§ **App and web page records**
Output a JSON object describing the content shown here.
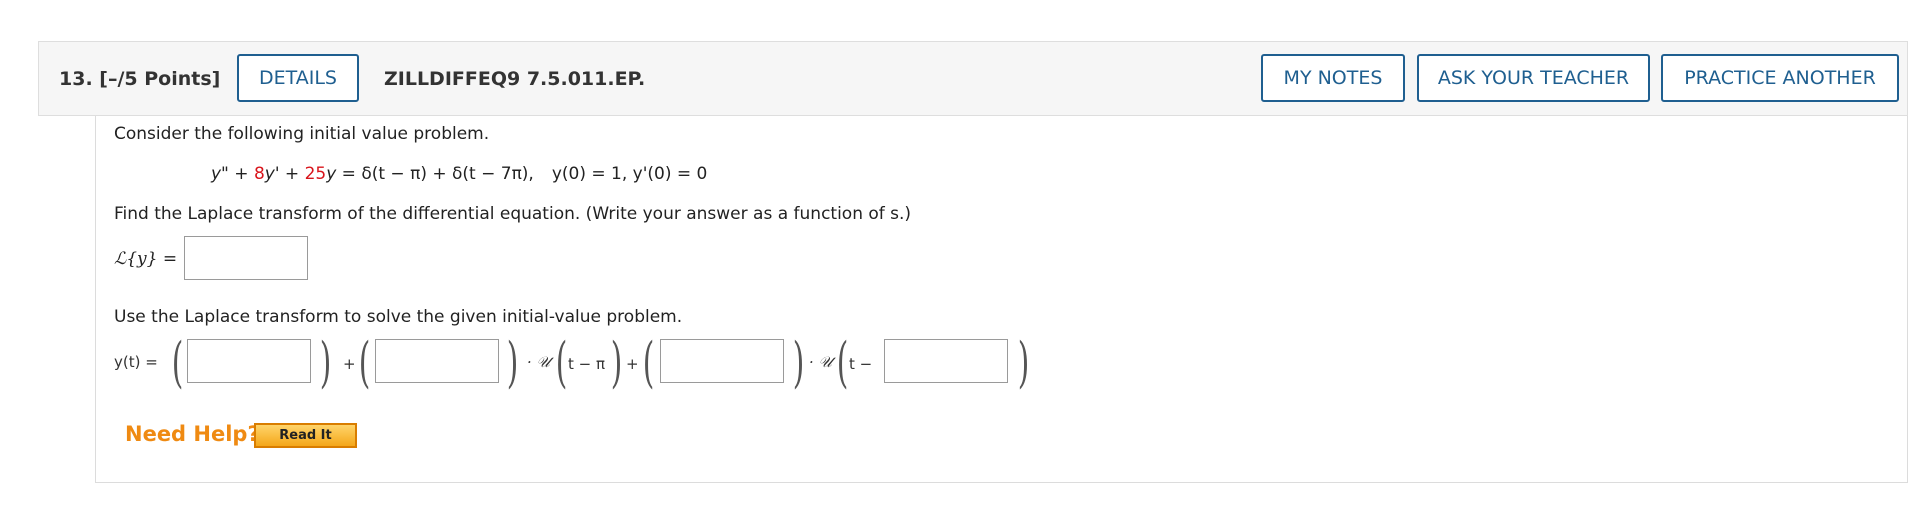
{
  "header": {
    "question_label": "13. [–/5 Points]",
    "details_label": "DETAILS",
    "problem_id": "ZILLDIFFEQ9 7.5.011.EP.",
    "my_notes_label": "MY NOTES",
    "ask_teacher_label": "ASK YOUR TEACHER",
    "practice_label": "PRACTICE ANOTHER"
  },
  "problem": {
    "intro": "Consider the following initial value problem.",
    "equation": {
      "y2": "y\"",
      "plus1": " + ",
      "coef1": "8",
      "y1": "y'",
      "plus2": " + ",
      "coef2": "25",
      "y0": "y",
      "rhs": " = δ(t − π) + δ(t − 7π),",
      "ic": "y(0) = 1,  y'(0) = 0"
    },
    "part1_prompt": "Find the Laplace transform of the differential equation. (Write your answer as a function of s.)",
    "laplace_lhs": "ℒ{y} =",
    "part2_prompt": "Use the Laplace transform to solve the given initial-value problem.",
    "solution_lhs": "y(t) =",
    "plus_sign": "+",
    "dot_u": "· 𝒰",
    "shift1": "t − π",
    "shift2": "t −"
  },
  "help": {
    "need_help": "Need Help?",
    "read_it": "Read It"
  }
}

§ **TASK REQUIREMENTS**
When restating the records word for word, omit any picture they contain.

§ **SOLUTION FOR THIS EXERCISE**
Output a JSON object describing the content shown here.
{
  "header": {
    "question_label": "13. [–/5 Points]",
    "details_label": "DETAILS",
    "problem_id": "ZILLDIFFEQ9 7.5.011.EP.",
    "my_notes_label": "MY NOTES",
    "ask_teacher_label": "ASK YOUR TEACHER",
    "practice_label": "PRACTICE ANOTHER"
  },
  "problem": {
    "intro": "Consider the following initial value problem.",
    "equation": {
      "y2": "y\"",
      "plus1": " + ",
      "coef1": "8",
      "y1": "y'",
      "plus2": " + ",
      "coef2": "25",
      "y0": "y",
      "rhs": " = δ(t − π) + δ(t − 7π),",
      "ic": "y(0) = 1,  y'(0) = 0"
    },
    "part1_prompt": "Find the Laplace transform of the differential equation. (Write your answer as a function of s.)",
    "laplace_lhs": "ℒ{y} =",
    "part2_prompt": "Use the Laplace transform to solve the given initial-value problem.",
    "solution_lhs": "y(t) =",
    "plus_sign": "+",
    "dot_u": "· 𝒰",
    "shift1": "t − π",
    "shift2": "t −"
  },
  "help": {
    "need_help": "Need Help?",
    "read_it": "Read It"
  }
}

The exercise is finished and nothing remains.